We believe that a fundamental shift must take place in education if we expect students to be equipped for success in the 21st-century and beyond.* Today, we live in a world where knowledge acquisition is of little value without the skills to use that knowledge to think critically, communicate powerfully, collaborate productively, and complete projects effectively.
Our vision for high school education starts with a question, "What must our students be able to know and DO before graduating?" The answer to this question helps us recognize that today we must do more than download content into our students. We must teach intellectual skills and instill habits of mind.
This fundamental shift in the way we think about graduation expectations is driving a transformation in our approach to student learning at Columbia Adventist Academy.

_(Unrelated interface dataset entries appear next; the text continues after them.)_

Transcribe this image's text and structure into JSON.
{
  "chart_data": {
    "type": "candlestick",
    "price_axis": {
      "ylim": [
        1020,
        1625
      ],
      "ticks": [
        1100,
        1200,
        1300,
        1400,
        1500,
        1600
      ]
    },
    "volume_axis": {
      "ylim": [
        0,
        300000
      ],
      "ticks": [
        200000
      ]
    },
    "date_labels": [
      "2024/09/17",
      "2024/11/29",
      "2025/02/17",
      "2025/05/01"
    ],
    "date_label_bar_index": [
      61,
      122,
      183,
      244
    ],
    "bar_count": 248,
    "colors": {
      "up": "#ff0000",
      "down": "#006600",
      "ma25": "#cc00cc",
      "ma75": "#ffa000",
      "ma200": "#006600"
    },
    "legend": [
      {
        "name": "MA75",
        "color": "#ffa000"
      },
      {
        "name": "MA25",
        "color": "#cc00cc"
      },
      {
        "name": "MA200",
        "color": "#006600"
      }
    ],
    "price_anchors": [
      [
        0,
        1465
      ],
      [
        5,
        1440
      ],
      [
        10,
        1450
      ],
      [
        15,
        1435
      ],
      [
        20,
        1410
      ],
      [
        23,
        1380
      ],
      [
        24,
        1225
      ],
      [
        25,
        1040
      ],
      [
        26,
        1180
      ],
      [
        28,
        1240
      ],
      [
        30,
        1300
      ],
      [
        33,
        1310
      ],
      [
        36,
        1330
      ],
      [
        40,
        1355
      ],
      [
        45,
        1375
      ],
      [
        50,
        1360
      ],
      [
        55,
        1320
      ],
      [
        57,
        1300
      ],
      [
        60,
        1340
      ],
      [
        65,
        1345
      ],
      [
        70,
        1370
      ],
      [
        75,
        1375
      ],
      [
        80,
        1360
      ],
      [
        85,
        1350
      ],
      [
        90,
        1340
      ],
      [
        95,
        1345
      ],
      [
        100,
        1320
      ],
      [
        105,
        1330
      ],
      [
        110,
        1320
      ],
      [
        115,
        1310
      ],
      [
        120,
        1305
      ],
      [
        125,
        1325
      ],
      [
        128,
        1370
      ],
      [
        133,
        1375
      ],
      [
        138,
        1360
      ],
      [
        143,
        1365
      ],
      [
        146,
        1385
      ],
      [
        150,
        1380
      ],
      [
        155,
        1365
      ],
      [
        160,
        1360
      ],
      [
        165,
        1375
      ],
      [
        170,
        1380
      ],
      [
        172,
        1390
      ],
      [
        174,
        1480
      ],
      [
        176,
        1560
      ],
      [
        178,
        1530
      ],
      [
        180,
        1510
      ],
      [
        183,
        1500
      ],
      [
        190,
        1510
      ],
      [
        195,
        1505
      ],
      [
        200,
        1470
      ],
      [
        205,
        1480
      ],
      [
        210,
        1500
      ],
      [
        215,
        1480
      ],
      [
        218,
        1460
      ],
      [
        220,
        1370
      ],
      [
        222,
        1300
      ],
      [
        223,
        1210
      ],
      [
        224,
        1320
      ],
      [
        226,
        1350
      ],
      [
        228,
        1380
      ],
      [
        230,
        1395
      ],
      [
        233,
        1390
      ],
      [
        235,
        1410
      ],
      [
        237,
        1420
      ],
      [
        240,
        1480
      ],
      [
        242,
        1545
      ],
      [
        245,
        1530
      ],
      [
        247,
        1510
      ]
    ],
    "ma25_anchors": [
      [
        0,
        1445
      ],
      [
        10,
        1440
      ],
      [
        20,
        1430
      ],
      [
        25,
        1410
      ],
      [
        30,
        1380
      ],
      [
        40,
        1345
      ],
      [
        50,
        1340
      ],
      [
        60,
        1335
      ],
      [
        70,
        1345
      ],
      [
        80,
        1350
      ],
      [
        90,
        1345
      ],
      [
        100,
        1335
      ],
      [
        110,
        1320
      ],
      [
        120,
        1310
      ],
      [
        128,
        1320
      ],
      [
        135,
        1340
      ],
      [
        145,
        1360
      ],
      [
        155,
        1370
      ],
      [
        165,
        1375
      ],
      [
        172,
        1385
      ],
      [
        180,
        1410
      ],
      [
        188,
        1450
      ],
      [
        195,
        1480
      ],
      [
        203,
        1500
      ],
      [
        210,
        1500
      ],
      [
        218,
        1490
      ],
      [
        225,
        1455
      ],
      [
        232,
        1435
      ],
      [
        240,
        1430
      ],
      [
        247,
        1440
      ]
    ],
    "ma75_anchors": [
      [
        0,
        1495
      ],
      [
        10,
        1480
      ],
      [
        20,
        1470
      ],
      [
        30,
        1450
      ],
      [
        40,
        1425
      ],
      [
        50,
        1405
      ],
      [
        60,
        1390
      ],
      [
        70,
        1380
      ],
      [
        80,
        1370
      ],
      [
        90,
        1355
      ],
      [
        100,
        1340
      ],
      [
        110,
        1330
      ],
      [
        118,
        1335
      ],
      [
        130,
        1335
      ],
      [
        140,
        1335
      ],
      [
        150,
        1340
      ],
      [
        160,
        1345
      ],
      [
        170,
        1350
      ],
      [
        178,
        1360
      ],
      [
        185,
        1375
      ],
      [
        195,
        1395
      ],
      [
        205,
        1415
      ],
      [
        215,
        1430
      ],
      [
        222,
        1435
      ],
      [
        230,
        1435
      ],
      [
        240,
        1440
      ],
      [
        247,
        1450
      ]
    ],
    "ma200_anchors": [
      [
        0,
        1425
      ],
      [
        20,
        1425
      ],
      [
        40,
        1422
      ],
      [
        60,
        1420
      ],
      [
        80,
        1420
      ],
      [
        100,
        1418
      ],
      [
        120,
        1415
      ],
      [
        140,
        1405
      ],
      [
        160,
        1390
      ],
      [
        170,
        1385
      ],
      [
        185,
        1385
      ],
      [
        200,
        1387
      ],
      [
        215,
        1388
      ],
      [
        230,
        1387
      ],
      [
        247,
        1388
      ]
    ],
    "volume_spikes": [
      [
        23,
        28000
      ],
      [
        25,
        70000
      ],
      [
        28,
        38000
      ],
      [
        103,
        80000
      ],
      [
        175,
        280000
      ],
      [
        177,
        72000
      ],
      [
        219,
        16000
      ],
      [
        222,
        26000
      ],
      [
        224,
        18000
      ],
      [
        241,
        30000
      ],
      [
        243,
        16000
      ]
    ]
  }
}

We have embarked on a journey that we hope will result in graduates who know relevant content and the discrete skills of their academic subjects. They can DO what typical employers and/or colleges demand of their employees and/or students (research, analyze, inquire, and create) using their intellectual, interpersonal, and executive skills to make things happen. Even more importantly, they have the ability to reflect, a habit of self-awareness and revision that sets them on the path for life-long growth.
For Columbia Adventist Academy this vision means we are in the process of transforming the way we educate. The most important thing we can instill in our students, after a meaningful relationship with Jesus Christ, is the ability to think critically, communicate powerfully, collaborate productively, and complete projects effectively in the context of service to God and humanity. To accomplish this we are transitioning to a multi-disciplinary problem-based learning (PBL) educational model** with authentic assessment to measure both knowledge acquisition and skill mastery. We believe the integration of science, technology, religion, engineering, art, math and service (STREAMS) through PBL along with a wholistic approach of physical, social and emotional learning will result in students who are prepared to graduate from CAA as leaders in whatever field of service God calls them to enter as they live for Him and serve humanity.

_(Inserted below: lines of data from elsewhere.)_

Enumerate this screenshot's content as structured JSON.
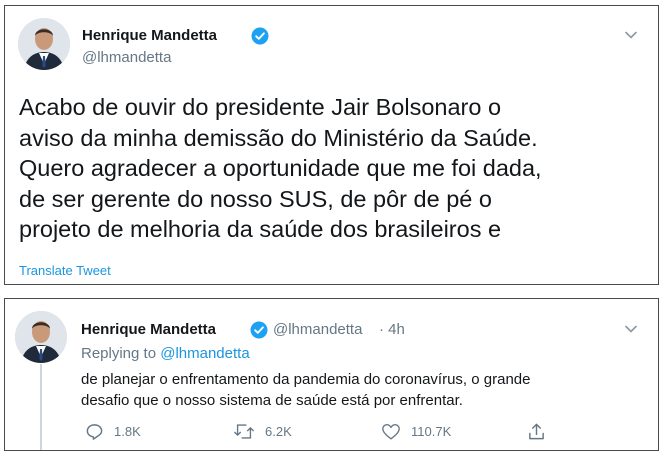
{
  "tweet1": {
    "author_name": "Henrique Mandetta",
    "author_handle": "@lhmandetta",
    "text_lines": [
      "Acabo de ouvir do presidente Jair Bolsonaro o",
      "aviso da minha demissão do Ministério da Saúde.",
      "Quero agradecer a oportunidade que me foi dada,",
      "de ser gerente do nosso SUS, de pôr de pé o",
      "projeto de melhoria da saúde dos brasileiros e"
    ],
    "translate_label": "Translate Tweet",
    "icons": {
      "verified": "verified-badge-icon",
      "menu": "chevron-down-icon"
    },
    "colors": {
      "link": "#1b95e0",
      "verified": "#1da1f2"
    }
  },
  "tweet2": {
    "author_name": "Henrique Mandetta",
    "author_handle": "@lhmandetta",
    "timestamp": "· 4h",
    "replying_prefix": "Replying to",
    "replying_mention": "@lhmandetta",
    "text_lines": [
      "de planejar o enfrentamento da pandemia do coronavírus, o grande",
      "desafio que o nosso sistema de saúde está por enfrentar."
    ],
    "actions": {
      "reply_count": "1.8K",
      "retweet_count": "6.2K",
      "like_count": "110.7K"
    },
    "icons": {
      "reply": "reply-icon",
      "retweet": "retweet-icon",
      "like": "heart-icon",
      "share": "share-icon"
    }
  }
}
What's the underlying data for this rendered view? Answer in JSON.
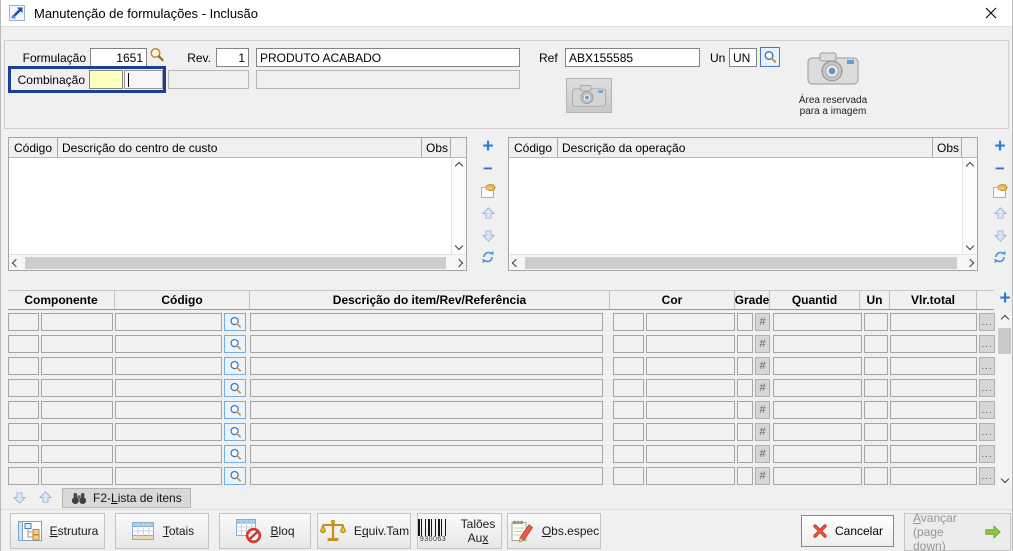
{
  "window": {
    "title": "Manutenção de formulações - Inclusão"
  },
  "form": {
    "formulacao": {
      "label": "Formulação",
      "value": "1651"
    },
    "rev": {
      "label": "Rev.",
      "value": "1"
    },
    "descricao": {
      "value": "PRODUTO ACABADO"
    },
    "ref": {
      "label": "Ref",
      "value": "ABX155585"
    },
    "un": {
      "label": "Un",
      "value": "UN"
    },
    "combinacao": {
      "label": "Combinação",
      "code_value": "",
      "desc_value": ""
    },
    "image_area": {
      "line1": "Área reservada",
      "line2": "para a imagem"
    }
  },
  "cost_center_panel": {
    "col_codigo": "Código",
    "col_descricao": "Descrição do centro de custo",
    "col_obs": "Obs"
  },
  "operation_panel": {
    "col_codigo": "Código",
    "col_descricao": "Descrição da operação",
    "col_obs": "Obs"
  },
  "items_grid": {
    "headers": [
      "Componente",
      "Código",
      "Descrição do item/Rev/Referência",
      "Cor",
      "Grade",
      "Quantid",
      "Un",
      "Vlr.total"
    ],
    "row_count": 8,
    "grade_glyph": "#",
    "more_glyph": "..."
  },
  "footer": {
    "f2_button": {
      "pre": "F2-",
      "key": "L",
      "rest": "ista de itens"
    }
  },
  "toolbar": {
    "estrutura": {
      "pre": "",
      "key": "E",
      "rest": "strutura"
    },
    "totais": {
      "pre": "",
      "key": "T",
      "rest": "otais"
    },
    "bloq": {
      "pre": "",
      "key": "B",
      "rest": "loq"
    },
    "equiv_tam": {
      "pre": "E",
      "key": "q",
      "rest": "uiv.Tam"
    },
    "taloes_aux": {
      "pre": "Talões Au",
      "key": "x",
      "rest": ""
    },
    "taloes_barcode": "930063",
    "obs_espec": {
      "pre": "",
      "key": "O",
      "rest": "bs.espec"
    },
    "cancelar": {
      "label": "Cancelar"
    },
    "avancar": {
      "key": "A",
      "rest": "vançar",
      "line2": "(page down)"
    }
  },
  "colors": {
    "focus_border": "#1e3d96",
    "highlight_yellow": "#ffffc0",
    "accent_blue": "#2e7bd6",
    "cancel_red": "#d03825",
    "next_green": "#8dc63f"
  }
}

*This vision and the language used to express it here is an outgrowth and adaptation of the vision we caught as an organization while reading, studying and digesting Bob Lenz's vision for high school education articulated in his book "Transforming Schools."

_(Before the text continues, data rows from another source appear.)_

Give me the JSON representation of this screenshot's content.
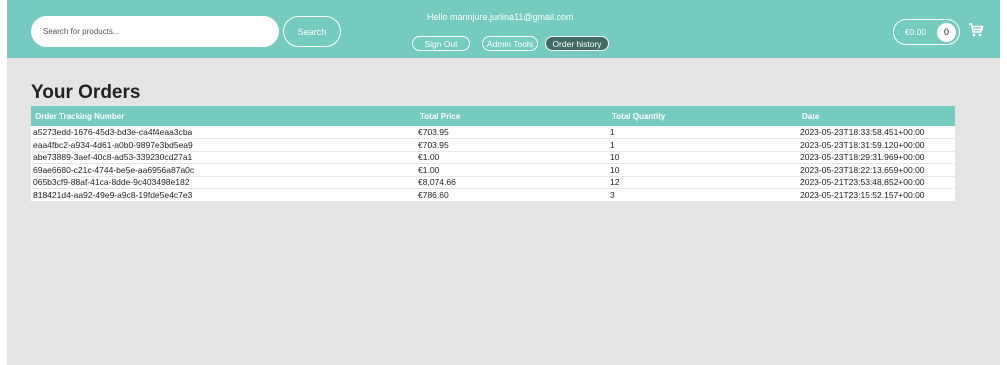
{
  "header": {
    "search_placeholder": "Search for products...",
    "search_label": "Search",
    "greeting": "Hello marinjure.jurlina11@gmail.com",
    "nav": {
      "sign_out": "Sign Out",
      "admin_tools": "Admin Tools",
      "order_history": "Order history"
    },
    "cart": {
      "total": "€0.00",
      "count": "0",
      "icon": "shopping-cart-icon"
    },
    "colors": {
      "bar": "#75cbbf",
      "active_nav": "#3f6b64"
    }
  },
  "main": {
    "title": "Your Orders",
    "columns": [
      "Order Tracking Number",
      "Total Price",
      "Total Quantity",
      "Date"
    ],
    "rows": [
      [
        "a5273edd-1676-45d3-bd3e-ca4f4eaa3cba",
        "€703.95",
        "1",
        "2023-05-23T18:33:58.451+00:00"
      ],
      [
        "eaa4fbc2-a934-4d61-a0b0-9897e3bd5ea9",
        "€703.95",
        "1",
        "2023-05-23T18:31:59.120+00:00"
      ],
      [
        "abe73889-3aef-40c8-ad53-339230cd27a1",
        "€1.00",
        "10",
        "2023-05-23T18:29:31.969+00:00"
      ],
      [
        "69ae6680-c21c-4744-be5e-aa6956a87a0c",
        "€1.00",
        "10",
        "2023-05-23T18:22:13.659+00:00"
      ],
      [
        "065b3cf9-88af-41ca-8dde-9c403498e182",
        "€8,074.66",
        "12",
        "2023-05-21T23:53:48.852+00:00"
      ],
      [
        "818421d4-aa92-49e9-a9c8-19fde5e4c7e3",
        "€786.60",
        "3",
        "2023-05-21T23:15:52.157+00:00"
      ]
    ]
  }
}
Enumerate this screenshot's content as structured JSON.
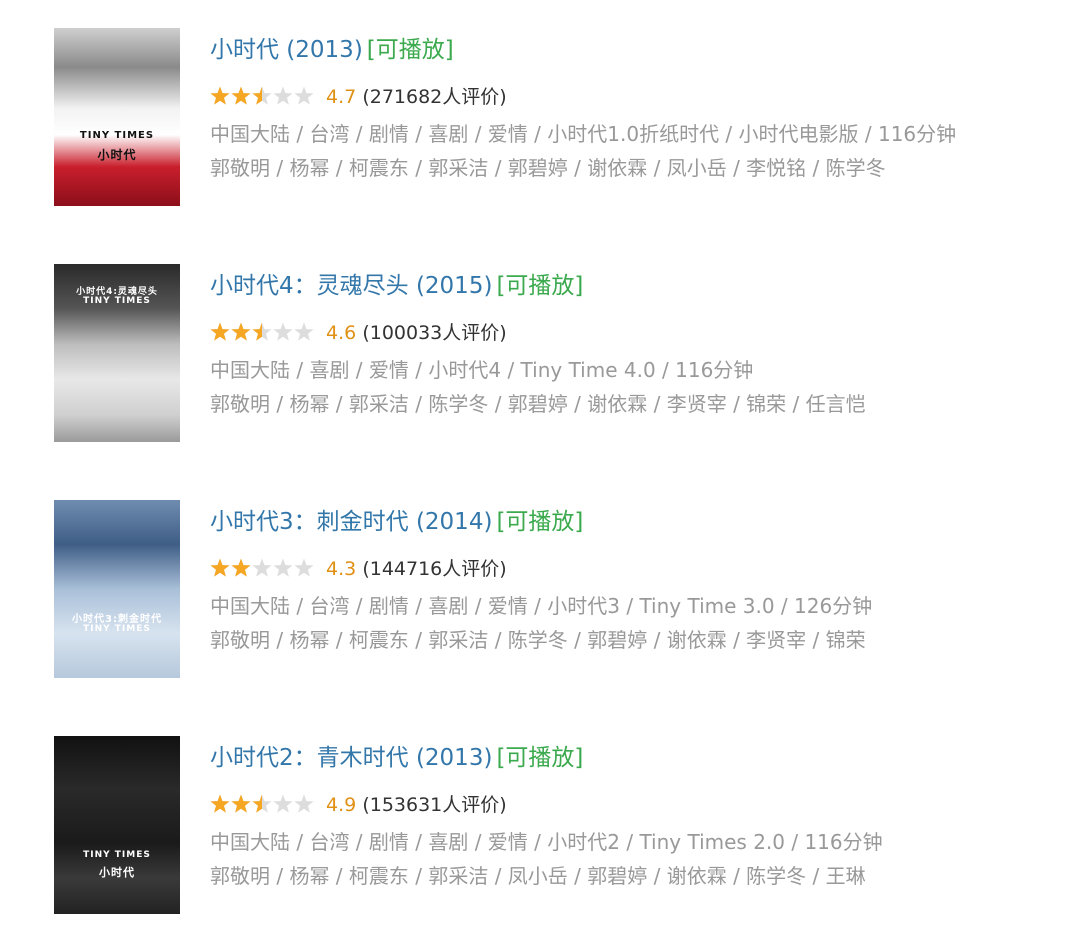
{
  "colors": {
    "title_link": "#3377aa",
    "playable": "#3ba94d",
    "score": "#e09015",
    "star_filled": "#f5a623",
    "star_empty": "#dddddd",
    "meta": "#999999"
  },
  "movies": [
    {
      "title": "小时代 (2013)",
      "playable_label": "[可播放]",
      "stars": 2.5,
      "score": "4.7",
      "votes": "(271682人评价)",
      "meta": "中国大陆 / 台湾 / 剧情 / 喜剧 / 爱情 / 小时代1.0折纸时代 / 小时代电影版 / 116分钟",
      "cast": "郭敬明 / 杨幂 / 柯震东 / 郭采洁 / 郭碧婷 / 谢依霖 / 凤小岳 / 李悦铭 / 陈学冬",
      "poster_text": [
        "TINY TIMES",
        "小时代"
      ]
    },
    {
      "title": "小时代4：灵魂尽头 (2015)",
      "playable_label": "[可播放]",
      "stars": 2.5,
      "score": "4.6",
      "votes": "(100033人评价)",
      "meta": "中国大陆 / 喜剧 / 爱情 / 小时代4 / Tiny Time 4.0 / 116分钟",
      "cast": "郭敬明 / 杨幂 / 郭采洁 / 陈学冬 / 郭碧婷 / 谢依霖 / 李贤宰 / 锦荣 / 任言恺",
      "poster_text": [
        "小时代4:灵魂尽头",
        "TINY TIMES"
      ]
    },
    {
      "title": "小时代3：刺金时代 (2014)",
      "playable_label": "[可播放]",
      "stars": 2,
      "score": "4.3",
      "votes": "(144716人评价)",
      "meta": "中国大陆 / 台湾 / 剧情 / 喜剧 / 爱情 / 小时代3 / Tiny Time 3.0 / 126分钟",
      "cast": "郭敬明 / 杨幂 / 柯震东 / 郭采洁 / 陈学冬 / 郭碧婷 / 谢依霖 / 李贤宰 / 锦荣",
      "poster_text": [
        "小时代3:刺金时代",
        "TINY TIMES"
      ]
    },
    {
      "title": "小时代2：青木时代 (2013)",
      "playable_label": "[可播放]",
      "stars": 2.5,
      "score": "4.9",
      "votes": "(153631人评价)",
      "meta": "中国大陆 / 台湾 / 剧情 / 喜剧 / 爱情 / 小时代2 / Tiny Times 2.0 / 116分钟",
      "cast": "郭敬明 / 杨幂 / 柯震东 / 郭采洁 / 凤小岳 / 郭碧婷 / 谢依霖 / 陈学冬 / 王琳",
      "poster_text": [
        "TINY TIMES",
        "小时代"
      ]
    }
  ]
}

**To learn more about the project based learning model being implemented at CAA visit - The Buck Institute for Education